we need new kinds of auditors who check not only "the books" but also
look for "circuit breakers" (I think these were installed in the stock
markets after 1987) and "fail safe mechanisms." Probably inspection
criteria need to be reassessed from time to time. Bridges are
inspected, but did not prevent the Minneapolis bridge collapse.
Perhaps someone needs to be assigned to check on the follow up to an
inspection. For example, I think New Orleans did a simulation of a
hurricane about 6 months before Katrina, but still people did not seem
to know what to do. Maybe we need to have more "games" (like flight
simulators) for the operators of complex systems. I believe that Abt
Associates is a large consulting firm that started by doing games and
Perception and where we focus our attention is very much a part of
the problem. Everyone who worked with computers knew about the "year
2000 problem" in the 1960s, but it "took us by surprise" in the 1990s.
A problem with complex systems is that solutions are easier and
cheaper to implement far in advance. But convincing people that
action is necessary is easier when a crisis is immanent. Simulations,
like the global models, help to initiate a conversation.
Efforts to penetrate computers have created a job category for
computer security. Perhaps every organization that operates a complex
system should have a "complexity auditor." This would be a great job
for someone planning to quit and "bring it down." Sigh. :-(
I once had a conversation with the man who was in charge of the
computers for the US Dept. of Treasury. His computers wrote all of
the checks for the Fed. govt. -- social security, office furniture,
bombers, buildings, student loans, govt salaries, etc. He said if
people knew how the fed. govt operated, there would be "blood in the
streets." I asked him to be more specific. He replied, "Enough
said." Those inside know some of the vulnerabilities. Process
improvement and redesign should be on-going.
On Jan 25, 2008 9:19 PM, Roger Tessier <[log in to unmask]> wrote:
> I have been intrigued by the discussions of safety in air travel, but
> the front pages of my newspaper over the last few days make me wonder
> what deep (or even obvious) insights the VSM offers with respect to
> the immediate disaster at one of the world's largest banks, and the
> world economy.
> As I understand it, a junior trader at Societe Generale SA (apologies
> for missing accents) managed to lose his employer some $7 Billion
> through fraudulent trades over an extended time.

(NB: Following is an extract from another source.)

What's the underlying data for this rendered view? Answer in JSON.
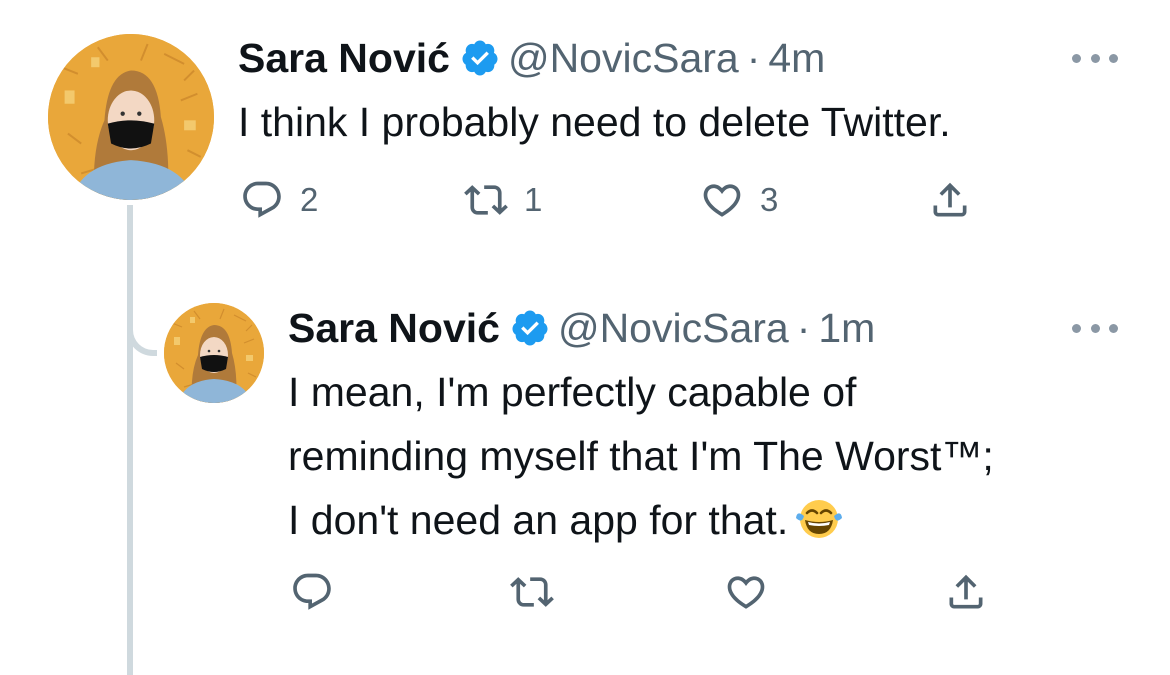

The story points out
> that he had previously spent 5 years in the back offices, where he
> learned all about the "six-layer security system" that prevented such

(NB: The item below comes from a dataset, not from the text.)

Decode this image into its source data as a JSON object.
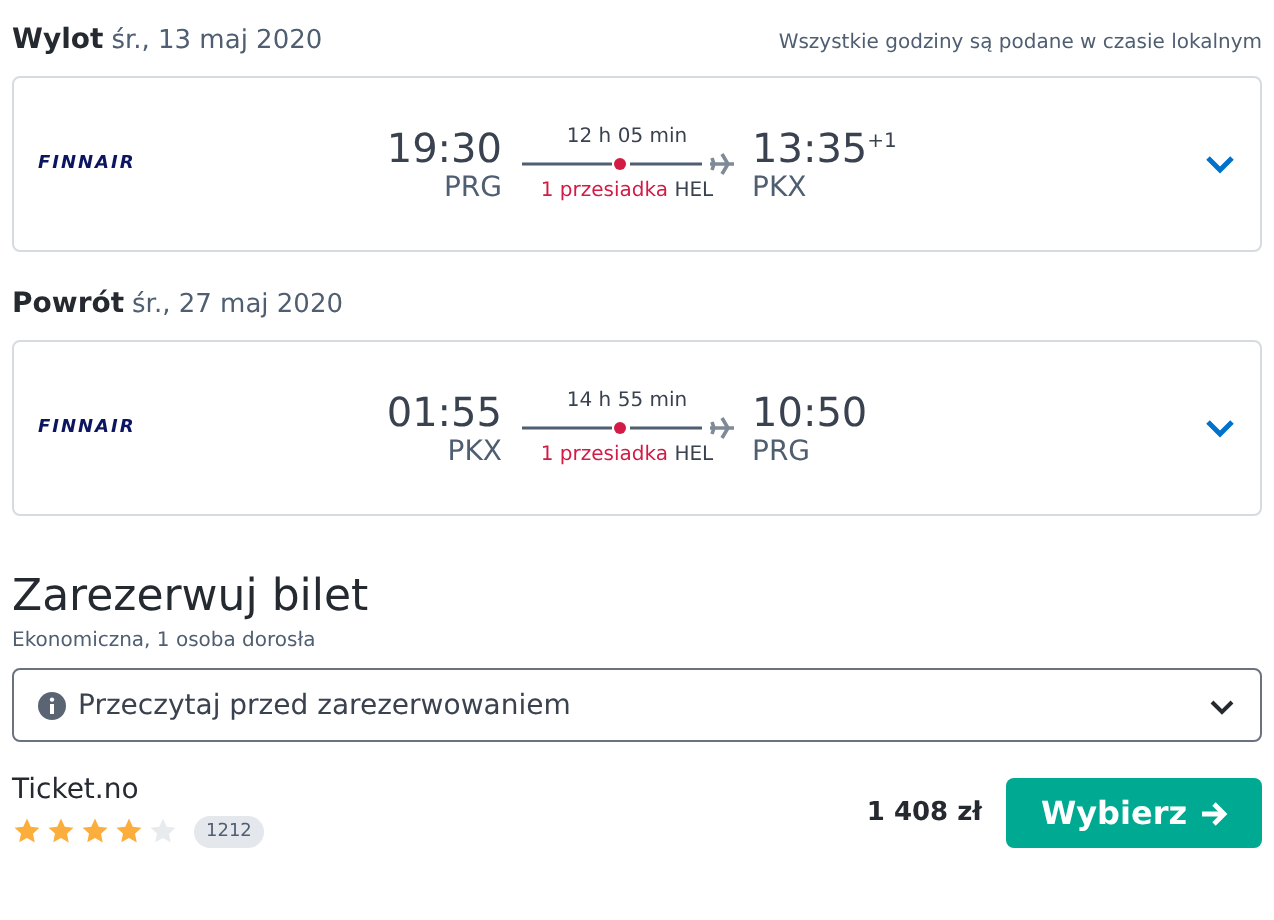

> things, but then he switched jobs and became a trader, at roughly
> $150K per year.
> The story also suggests that the drastic drop in world stock market

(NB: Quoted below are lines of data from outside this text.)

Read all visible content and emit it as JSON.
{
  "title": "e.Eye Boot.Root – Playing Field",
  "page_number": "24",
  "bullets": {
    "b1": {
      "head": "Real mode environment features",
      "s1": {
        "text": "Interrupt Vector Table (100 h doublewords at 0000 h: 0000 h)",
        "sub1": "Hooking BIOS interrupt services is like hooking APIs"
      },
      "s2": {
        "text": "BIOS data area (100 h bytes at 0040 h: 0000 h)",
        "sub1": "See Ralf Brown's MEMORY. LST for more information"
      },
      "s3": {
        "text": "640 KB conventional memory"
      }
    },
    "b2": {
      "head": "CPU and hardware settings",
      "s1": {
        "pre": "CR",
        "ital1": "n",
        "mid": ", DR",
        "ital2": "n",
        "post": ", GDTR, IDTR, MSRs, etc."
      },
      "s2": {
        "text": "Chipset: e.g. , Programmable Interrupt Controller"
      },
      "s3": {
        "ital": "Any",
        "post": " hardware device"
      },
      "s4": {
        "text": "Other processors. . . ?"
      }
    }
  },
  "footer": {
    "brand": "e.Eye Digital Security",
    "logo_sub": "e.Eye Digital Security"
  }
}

> values over the last few days was caused, or at least triggered, by
> the French bank desperately dumping its holdings for cash, rather
> than the credit collapse related to the pathological US sub-prime
> mortgage market.
> How could such a person with so little authority cause such massive
> disruption? Wasn't this all supposed to be fixed after Leeson/Barings
> and Kidder Peabody and Sumitomo and WorldCom and Enron and so on?
> So what's really going on here?
> The system seems to be deeply flawed, and that's scary, given its
> scope. Are we afraid?
> For more information go to: www.metaphorum.org
> For the Metaphorum Collaborative Working Environment (MCWE) go to: www.platformforchange.org
Stuart Umpleby, Research Program in Social and Organizational Learning
2033 K Street NW, Suite 230, The George Washington University,
Washington, DC 20052
www.gwu.edu/~umpleby, tel. 202-994-1642, fax 202-994-5284
For more information go to: www.metaphorum.org
For the Metaphorum Collaborative Working Environment (MCWE) go to: www.platformforchange.org